Exercise data.
^^^^
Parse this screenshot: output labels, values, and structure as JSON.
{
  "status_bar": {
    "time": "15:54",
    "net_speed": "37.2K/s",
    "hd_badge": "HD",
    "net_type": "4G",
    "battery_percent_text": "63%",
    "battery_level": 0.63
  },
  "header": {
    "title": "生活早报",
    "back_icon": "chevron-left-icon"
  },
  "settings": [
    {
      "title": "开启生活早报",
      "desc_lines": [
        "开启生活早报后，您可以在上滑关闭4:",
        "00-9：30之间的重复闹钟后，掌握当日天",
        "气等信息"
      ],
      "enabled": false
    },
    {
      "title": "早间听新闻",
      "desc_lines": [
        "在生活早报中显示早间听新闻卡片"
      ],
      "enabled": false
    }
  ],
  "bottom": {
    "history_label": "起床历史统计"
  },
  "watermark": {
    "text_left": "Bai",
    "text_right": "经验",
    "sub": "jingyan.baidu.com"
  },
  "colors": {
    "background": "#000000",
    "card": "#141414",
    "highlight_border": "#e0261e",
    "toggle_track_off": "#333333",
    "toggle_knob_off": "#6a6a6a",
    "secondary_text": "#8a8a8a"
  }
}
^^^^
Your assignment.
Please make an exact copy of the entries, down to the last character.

Task result.
Parse this screenshot: output labels, values, and structure as JSON.
{
  "status_bar": {
    "time": "15:54",
    "net_speed": "37.2K/s",
    "hd_badge": "HD",
    "net_type": "4G",
    "battery_percent_text": "63%",
    "battery_level": 0.63
  },
  "header": {
    "title": "生活早报",
    "back_icon": "chevron-left-icon"
  },
  "settings": [
    {
      "title": "开启生活早报",
      "desc_lines": [
        "开启生活早报后，您可以在上滑关闭4:",
        "00-9：30之间的重复闹钟后，掌握当日天",
        "气等信息"
      ],
      "enabled": false
    },
    {
      "title": "早间听新闻",
      "desc_lines": [
        "在生活早报中显示早间听新闻卡片"
      ],
      "enabled": false
    }
  ],
  "bottom": {
    "history_label": "起床历史统计"
  },
  "watermark": {
    "text_left": "Bai",
    "text_right": "经验",
    "sub": "jingyan.baidu.com"
  },
  "colors": {
    "background": "#000000",
    "card": "#141414",
    "highlight_border": "#e0261e",
    "toggle_track_off": "#333333",
    "toggle_knob_off": "#6a6a6a",
    "secondary_text": "#8a8a8a"
  }
}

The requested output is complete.